“All of these factors point to the need for careful consideration and discussion. It’s more important to do this right than to do it fast, and that’s why the parties’ existing timeline concerns the attorney general’s office,” Keller said at the top of the public meeting. “As a result, we’ve formally asked the parties to delay the March 31 closing date and we await their formal response.”

Keller said the office is still welcoming feedback and concerns from the public about how the deal might affect employees, regional health services, insurance rates, “civil and human rights” to receive healthcare, the state’s teaching hospital and “Minnesotans’ identity, given that an out-of-state entity could control this important in-state institution.”

The office is also conscious of and investigating market conditions, changes to the provision of charitable care and potential closures of existing locations, with Keller noting the shuttered services that followed Fairview’s prior acquisition of fellow Twin Cities system HealthEast.  

"While March 31 is a target date, we are working closely with the Attorney General’s Office to ensure they have the information needed to evaluate this merger," Sanford and Fairview said in a joint statement provided to Fierce Healthcare. "This merger is about doing more for those we serve, and every day we delay merging Sanford and Fairview is a missed opportunity to realize the significant benefits for our patients, our people and the communities we serve.  This merger is also about taking critical steps to provide the necessary financial sustainability to serve Minnesota communities for generations to come."

Minneapolis-based Fairview Health Services employs 31,000 people across 11 hospitals as well as dozens of clinics, pharmacies and other facilities. It boasts a network of over 5,000 doctors thanks to the HealthEast merger and partnerships with University of Minnesota Health specialists.
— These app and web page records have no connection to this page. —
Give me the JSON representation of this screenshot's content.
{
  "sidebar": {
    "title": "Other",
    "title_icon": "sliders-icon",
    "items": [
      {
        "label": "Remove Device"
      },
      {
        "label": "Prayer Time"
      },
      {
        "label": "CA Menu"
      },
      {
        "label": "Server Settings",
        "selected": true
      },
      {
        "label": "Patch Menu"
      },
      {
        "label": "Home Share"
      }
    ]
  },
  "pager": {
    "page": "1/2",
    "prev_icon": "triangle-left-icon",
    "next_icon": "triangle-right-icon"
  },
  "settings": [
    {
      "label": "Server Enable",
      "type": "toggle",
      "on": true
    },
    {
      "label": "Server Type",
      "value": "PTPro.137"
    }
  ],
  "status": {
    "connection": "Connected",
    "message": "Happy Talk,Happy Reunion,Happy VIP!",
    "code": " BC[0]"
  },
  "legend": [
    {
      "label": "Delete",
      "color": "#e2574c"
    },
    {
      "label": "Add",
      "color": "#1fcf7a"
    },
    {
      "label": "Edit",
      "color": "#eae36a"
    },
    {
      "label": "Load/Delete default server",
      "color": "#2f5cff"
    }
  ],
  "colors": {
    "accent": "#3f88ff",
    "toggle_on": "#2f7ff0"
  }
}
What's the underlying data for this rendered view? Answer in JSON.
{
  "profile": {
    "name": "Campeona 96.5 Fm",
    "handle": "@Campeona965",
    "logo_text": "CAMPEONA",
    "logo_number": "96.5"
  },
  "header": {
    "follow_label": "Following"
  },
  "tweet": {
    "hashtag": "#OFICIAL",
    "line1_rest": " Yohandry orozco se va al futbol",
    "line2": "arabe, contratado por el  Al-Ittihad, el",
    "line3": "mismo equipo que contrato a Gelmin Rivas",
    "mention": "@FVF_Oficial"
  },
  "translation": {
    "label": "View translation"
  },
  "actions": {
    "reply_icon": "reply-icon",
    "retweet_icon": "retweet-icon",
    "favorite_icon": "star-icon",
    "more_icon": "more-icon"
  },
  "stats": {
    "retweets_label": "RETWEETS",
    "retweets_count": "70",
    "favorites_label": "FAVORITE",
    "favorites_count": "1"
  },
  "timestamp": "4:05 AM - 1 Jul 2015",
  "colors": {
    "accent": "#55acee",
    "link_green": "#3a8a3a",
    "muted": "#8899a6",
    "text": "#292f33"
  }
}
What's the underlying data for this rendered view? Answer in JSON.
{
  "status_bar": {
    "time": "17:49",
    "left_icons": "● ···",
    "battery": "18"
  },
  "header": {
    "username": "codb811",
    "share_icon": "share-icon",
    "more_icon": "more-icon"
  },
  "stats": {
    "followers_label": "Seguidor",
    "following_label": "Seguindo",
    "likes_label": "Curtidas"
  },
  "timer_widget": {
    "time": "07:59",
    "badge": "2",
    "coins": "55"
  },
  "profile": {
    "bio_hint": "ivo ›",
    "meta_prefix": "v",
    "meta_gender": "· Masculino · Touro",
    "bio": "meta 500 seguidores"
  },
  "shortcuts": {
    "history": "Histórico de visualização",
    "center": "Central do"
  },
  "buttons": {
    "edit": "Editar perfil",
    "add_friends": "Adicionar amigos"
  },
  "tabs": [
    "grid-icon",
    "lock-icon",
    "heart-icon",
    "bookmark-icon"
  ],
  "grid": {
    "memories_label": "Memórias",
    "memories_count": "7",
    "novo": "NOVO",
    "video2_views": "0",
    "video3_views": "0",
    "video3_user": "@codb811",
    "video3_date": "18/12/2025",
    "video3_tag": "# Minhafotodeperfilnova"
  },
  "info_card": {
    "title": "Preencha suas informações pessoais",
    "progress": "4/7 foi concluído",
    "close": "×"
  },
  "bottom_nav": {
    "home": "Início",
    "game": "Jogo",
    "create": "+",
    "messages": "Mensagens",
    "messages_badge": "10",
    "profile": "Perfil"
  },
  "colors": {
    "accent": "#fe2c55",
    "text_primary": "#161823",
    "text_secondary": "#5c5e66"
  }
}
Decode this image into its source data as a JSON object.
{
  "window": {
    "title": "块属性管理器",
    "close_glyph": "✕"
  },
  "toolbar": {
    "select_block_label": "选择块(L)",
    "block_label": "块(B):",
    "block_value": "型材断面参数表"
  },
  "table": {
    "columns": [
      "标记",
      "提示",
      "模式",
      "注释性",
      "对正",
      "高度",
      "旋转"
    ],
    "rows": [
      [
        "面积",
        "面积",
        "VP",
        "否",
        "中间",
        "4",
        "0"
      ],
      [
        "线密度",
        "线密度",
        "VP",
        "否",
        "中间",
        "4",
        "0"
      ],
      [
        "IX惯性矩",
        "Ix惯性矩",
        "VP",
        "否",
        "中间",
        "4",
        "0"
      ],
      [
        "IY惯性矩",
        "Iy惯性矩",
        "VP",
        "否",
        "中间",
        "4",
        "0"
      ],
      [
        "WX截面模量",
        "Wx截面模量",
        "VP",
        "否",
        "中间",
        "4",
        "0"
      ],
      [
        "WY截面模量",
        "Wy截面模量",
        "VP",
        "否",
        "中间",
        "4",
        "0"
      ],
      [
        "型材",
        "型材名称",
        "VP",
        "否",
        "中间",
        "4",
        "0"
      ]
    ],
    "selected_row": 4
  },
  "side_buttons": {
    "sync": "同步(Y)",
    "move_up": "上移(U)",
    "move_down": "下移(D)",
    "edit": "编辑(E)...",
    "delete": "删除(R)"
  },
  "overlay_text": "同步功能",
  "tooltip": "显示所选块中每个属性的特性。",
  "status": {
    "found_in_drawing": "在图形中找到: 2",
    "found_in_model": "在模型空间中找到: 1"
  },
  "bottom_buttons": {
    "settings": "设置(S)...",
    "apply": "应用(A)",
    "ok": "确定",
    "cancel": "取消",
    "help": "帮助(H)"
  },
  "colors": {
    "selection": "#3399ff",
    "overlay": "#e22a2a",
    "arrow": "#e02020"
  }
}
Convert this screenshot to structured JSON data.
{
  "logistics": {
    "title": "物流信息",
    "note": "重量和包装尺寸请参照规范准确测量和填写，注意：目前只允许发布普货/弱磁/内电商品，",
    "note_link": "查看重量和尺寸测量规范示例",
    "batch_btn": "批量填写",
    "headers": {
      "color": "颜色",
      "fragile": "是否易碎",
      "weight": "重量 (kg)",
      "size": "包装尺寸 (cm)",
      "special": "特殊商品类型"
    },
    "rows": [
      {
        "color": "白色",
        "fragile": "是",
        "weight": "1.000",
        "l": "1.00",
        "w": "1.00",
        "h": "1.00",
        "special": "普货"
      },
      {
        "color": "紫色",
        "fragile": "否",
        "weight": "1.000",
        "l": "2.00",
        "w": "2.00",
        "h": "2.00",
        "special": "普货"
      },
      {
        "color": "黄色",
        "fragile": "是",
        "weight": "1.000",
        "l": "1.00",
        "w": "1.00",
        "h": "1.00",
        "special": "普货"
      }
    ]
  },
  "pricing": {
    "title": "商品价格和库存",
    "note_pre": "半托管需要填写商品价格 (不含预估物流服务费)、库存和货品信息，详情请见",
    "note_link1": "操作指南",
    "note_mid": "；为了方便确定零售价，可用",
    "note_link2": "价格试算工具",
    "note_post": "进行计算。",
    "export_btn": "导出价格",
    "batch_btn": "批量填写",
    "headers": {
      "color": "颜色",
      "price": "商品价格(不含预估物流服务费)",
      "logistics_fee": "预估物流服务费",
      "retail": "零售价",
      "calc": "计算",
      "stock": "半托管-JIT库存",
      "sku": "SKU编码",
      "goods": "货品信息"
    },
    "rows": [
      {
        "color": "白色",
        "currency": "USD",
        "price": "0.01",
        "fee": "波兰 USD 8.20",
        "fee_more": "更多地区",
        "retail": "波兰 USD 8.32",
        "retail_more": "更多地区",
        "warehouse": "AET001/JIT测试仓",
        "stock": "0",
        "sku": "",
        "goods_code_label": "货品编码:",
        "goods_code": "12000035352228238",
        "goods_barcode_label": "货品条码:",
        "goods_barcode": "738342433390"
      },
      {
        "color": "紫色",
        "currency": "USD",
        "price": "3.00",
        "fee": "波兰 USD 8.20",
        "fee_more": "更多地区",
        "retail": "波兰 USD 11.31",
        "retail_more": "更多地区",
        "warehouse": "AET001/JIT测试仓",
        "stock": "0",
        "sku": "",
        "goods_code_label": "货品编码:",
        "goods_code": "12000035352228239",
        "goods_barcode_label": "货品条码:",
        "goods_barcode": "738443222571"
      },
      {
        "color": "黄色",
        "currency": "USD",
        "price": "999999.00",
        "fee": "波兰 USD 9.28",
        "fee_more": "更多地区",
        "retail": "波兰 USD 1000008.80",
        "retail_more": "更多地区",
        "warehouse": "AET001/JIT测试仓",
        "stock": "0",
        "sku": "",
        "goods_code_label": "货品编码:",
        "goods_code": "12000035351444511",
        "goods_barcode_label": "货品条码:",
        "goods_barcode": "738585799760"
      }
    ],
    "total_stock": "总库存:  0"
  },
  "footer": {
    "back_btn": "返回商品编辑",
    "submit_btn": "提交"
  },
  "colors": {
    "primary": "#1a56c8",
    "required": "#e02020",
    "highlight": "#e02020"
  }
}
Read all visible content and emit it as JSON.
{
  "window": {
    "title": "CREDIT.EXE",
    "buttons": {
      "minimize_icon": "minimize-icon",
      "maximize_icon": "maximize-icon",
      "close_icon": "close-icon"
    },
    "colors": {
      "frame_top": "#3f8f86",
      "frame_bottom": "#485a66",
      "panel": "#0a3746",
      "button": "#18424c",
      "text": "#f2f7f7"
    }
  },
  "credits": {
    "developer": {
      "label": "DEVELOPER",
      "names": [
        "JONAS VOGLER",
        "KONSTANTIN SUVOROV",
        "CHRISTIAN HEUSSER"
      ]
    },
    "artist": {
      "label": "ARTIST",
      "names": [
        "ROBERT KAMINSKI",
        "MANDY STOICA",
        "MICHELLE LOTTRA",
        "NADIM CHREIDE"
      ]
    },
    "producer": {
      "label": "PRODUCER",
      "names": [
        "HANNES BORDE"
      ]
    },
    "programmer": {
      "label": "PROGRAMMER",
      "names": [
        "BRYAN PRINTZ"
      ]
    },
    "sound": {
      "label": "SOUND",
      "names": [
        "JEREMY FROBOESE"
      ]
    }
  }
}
Headquartered in Sioux Falls, South Dakota, Sanford Health describes itself as the country’s largest rural health system with nearly 48,000 employees, 47 medical centers, 224 clinics and hundreds of other facilities. It serves over 1 million patients and 220,000 health plan members, according to its website, and each year logs 5.2 million outpatient or clinic visits, nearly 83,000 admissions, about 128,000 surgeries and procedures and roughly 195,000 emergency department visits.